For our state visit, we were keen to be accompanied by a large delegation of entrepreneurs, university rectors, musicians and other professionals involved in our bilateral relations. Like the brightly coloured carpet of Japanese flowers that adorned the Grand Place in Brussels this summer, they are both witnesses to the intensity of our past relationships and the source of promising projects for the future.

I first came to Japan over thirty years ago. It was my first trip to the Far East and I still have a great affection for your country and its rich civilisation, which so successfully combines modernity and tradition, collective and individual dynamics. Since then, I have conducted many trade missions and several official and private visits to Japan.

We Belgians see Japan not only as a political ally, a trading partner and as the planet's third largest economy, but above all as a global power and a friend.

The earthquake that struck Japan in March 2011, taking the life of 18,000 people and devastating cities and the countryside, has shown the world the true face of a country and a people dignified in hardship and strong in solidarity. Your dynamism and renewed ambition through crises and disasters is an example for all.

This strength that spurs you on in difficult times is also the strength that we have seen at work for decades in Japanese companies in Belgium and Belgian companies in Japan. This strength is rooted in a keen sense of common interest.
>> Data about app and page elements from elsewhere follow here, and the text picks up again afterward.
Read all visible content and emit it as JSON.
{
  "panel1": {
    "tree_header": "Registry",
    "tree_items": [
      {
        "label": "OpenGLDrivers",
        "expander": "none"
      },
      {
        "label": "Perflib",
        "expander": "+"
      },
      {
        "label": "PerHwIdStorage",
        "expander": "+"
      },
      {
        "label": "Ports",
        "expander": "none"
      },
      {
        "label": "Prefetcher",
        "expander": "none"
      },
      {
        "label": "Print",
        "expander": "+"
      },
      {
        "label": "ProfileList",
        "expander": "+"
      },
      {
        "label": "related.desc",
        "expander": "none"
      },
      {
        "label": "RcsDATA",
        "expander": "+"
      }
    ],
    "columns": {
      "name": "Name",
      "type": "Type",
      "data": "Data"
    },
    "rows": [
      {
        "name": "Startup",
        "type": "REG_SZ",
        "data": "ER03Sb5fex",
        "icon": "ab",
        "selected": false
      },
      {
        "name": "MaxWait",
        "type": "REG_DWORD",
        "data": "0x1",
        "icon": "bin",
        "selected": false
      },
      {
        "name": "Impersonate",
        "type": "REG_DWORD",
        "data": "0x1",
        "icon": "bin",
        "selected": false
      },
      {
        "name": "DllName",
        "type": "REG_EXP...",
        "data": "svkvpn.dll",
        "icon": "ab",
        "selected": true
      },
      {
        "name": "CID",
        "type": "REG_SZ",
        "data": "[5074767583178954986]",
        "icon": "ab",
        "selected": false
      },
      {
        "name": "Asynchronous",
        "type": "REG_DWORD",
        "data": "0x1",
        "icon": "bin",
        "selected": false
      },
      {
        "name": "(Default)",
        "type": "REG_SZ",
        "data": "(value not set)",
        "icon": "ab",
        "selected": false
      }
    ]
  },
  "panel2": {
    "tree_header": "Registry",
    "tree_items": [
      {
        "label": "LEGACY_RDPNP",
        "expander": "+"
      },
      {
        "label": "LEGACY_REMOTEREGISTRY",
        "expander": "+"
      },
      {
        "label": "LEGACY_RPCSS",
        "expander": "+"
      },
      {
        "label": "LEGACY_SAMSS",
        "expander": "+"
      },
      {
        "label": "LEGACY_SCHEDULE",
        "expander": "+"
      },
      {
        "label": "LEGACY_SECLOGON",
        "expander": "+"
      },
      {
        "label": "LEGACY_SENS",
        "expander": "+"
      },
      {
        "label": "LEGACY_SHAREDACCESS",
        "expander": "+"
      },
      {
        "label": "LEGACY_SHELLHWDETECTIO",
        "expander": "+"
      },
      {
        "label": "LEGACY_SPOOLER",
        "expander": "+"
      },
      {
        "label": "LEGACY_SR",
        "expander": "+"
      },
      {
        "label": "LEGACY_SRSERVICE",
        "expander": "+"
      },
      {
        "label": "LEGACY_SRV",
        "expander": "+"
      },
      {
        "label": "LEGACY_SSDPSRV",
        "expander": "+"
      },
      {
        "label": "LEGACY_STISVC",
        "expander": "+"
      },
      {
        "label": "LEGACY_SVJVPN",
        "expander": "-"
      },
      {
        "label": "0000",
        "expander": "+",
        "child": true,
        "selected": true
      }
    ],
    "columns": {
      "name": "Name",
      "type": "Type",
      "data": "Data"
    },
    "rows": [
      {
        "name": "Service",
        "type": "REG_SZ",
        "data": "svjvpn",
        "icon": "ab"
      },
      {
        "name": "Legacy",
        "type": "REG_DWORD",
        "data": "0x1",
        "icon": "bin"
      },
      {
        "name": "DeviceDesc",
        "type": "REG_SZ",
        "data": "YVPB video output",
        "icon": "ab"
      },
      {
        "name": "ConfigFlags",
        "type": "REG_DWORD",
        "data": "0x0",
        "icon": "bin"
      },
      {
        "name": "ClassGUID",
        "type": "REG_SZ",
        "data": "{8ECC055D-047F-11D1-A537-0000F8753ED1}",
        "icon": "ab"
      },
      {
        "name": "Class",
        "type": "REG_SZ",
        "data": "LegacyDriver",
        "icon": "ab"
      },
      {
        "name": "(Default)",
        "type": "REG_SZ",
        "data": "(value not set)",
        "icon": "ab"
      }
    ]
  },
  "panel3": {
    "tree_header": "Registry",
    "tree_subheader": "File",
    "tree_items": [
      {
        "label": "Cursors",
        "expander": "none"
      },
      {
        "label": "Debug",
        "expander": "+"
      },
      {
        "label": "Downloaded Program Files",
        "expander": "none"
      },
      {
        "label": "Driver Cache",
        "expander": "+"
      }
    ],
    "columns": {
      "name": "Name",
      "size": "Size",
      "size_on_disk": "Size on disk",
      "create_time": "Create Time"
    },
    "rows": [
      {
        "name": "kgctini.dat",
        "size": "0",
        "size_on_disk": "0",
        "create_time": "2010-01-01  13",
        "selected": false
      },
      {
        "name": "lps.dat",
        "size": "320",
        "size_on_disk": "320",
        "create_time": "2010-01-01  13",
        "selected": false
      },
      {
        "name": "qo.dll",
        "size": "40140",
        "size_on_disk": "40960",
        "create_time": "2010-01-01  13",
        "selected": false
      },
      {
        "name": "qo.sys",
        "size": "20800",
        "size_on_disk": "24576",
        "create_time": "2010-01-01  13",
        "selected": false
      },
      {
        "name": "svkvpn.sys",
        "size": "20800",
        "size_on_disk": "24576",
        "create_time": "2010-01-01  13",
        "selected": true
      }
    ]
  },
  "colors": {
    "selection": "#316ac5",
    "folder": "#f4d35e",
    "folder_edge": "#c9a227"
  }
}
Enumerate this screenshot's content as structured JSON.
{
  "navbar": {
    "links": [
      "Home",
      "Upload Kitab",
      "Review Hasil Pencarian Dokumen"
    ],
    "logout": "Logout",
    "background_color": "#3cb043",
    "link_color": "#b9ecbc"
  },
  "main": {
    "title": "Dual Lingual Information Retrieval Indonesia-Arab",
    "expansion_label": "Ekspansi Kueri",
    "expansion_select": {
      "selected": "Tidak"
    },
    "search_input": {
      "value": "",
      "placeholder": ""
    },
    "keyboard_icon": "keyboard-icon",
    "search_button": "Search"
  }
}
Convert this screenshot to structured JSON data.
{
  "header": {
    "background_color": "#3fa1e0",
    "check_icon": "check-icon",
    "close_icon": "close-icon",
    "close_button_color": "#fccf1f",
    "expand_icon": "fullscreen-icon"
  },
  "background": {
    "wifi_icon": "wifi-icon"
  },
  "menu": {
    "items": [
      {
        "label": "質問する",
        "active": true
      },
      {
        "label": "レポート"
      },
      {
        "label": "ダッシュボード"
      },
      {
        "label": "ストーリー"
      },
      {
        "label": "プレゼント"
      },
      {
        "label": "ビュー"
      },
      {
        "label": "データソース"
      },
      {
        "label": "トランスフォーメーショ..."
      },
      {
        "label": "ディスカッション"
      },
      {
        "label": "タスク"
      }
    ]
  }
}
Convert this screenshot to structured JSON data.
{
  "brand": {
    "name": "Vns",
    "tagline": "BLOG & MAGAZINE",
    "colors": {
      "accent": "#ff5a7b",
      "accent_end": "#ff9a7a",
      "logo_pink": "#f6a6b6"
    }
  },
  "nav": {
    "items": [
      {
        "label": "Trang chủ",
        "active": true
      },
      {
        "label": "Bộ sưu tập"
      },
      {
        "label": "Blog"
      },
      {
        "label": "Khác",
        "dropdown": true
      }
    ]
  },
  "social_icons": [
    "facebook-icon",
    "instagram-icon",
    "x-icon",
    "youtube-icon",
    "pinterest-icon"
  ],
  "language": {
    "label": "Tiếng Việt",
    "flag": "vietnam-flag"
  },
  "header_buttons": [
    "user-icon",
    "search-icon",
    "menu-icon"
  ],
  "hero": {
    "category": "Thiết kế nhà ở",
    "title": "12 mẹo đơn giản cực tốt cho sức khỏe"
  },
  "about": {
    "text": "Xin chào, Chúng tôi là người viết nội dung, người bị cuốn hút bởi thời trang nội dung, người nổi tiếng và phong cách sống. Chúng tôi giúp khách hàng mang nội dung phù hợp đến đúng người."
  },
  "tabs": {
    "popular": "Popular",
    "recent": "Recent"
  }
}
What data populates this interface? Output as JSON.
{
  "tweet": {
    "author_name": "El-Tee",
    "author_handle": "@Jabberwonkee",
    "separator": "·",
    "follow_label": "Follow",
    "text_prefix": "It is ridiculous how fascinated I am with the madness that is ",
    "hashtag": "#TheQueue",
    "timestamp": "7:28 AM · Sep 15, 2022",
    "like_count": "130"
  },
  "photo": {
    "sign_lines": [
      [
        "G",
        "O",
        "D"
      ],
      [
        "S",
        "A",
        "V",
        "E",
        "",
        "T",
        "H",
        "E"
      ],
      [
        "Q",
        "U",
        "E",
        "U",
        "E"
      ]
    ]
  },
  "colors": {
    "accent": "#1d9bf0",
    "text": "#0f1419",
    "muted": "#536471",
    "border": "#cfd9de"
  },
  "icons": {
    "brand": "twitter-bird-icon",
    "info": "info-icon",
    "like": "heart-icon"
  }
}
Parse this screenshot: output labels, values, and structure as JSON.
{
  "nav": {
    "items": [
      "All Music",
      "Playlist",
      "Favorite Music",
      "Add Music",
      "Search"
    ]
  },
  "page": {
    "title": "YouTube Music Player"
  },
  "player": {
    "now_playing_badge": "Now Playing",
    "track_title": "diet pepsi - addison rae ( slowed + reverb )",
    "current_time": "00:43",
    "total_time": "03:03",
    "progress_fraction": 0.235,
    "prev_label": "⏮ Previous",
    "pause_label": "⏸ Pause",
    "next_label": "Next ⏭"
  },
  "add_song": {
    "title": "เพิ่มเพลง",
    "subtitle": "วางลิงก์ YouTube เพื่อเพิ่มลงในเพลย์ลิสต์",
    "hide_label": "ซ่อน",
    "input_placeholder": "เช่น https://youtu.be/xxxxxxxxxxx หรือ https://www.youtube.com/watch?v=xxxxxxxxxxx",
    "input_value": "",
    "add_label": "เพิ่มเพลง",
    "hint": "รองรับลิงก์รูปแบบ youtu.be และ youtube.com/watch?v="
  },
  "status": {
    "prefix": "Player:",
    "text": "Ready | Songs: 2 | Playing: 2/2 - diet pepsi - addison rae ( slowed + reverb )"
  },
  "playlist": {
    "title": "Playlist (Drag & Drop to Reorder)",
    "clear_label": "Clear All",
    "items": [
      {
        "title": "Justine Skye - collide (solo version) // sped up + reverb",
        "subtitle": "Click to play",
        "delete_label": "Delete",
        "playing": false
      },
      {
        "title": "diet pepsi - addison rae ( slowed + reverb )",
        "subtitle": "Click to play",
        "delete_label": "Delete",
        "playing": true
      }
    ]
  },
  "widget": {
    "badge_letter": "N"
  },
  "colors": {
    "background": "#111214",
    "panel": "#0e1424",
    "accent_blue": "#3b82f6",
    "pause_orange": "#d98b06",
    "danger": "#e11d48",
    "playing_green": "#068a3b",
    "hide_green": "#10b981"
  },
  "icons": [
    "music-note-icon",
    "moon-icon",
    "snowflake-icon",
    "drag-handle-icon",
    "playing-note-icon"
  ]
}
It also comes from your highly sophisticated civilisation and an absolute demand for quality. It has a ripple effect on all those who have the opportunity to work with you. I am therefore delighted to see Japanese investment in Belgium and Belgian investment in Japan continue and grow. Our governments have a duty to optimise these cooperation projects, since both the similarities and synergies between our countries are important and productive.

You also use this strength for the world. We are grateful for your unwavering support for world peace and cooperation. This support is manifested through your contribution to the work of the United Nations institutions, your targeted actions for development and your initiatives for maintaining and consolidating peace.

As President of this year's G7, you are lending great impetus to addressing global challenges, particularly in terms of the economy and trade, migration and the fight against terrorism. The organization of the Olympic and Paralympic Games in Tokyo in 2020 creates another mobilizing outlook for your country and is a source of enthusiasm for the whole world.

Belgium shares your faith in multilateralism and the need for institutions that are able to cope with the demands of globalisation. As a founding country of the European Union, we remain convinced of the immense benefits of this cooperation. Belgium will continue its vigorous defence of the added value and credibility of our structures for dialogue and cooperation, whether in Europe or internationally.

Mr Prime Minister,

Belgium and Japan are stable and reliable partners for each other. 150 years ago, Belgium was the 9th country to establish diplomatic relations with Japan and it quickly became Japan's 3rd most important trading partner. Since then, our contacts in the economic, cultural and societal fields have continued to be mutually inspiring and enriching. I am pleased to see this cooperation continue and strengthen.

Ladies and Gentlemen,

I invite you to raise your glasses to the health of Their Majesties the Emperor and Empress and the health of the Prime Minister and Mrs Abe.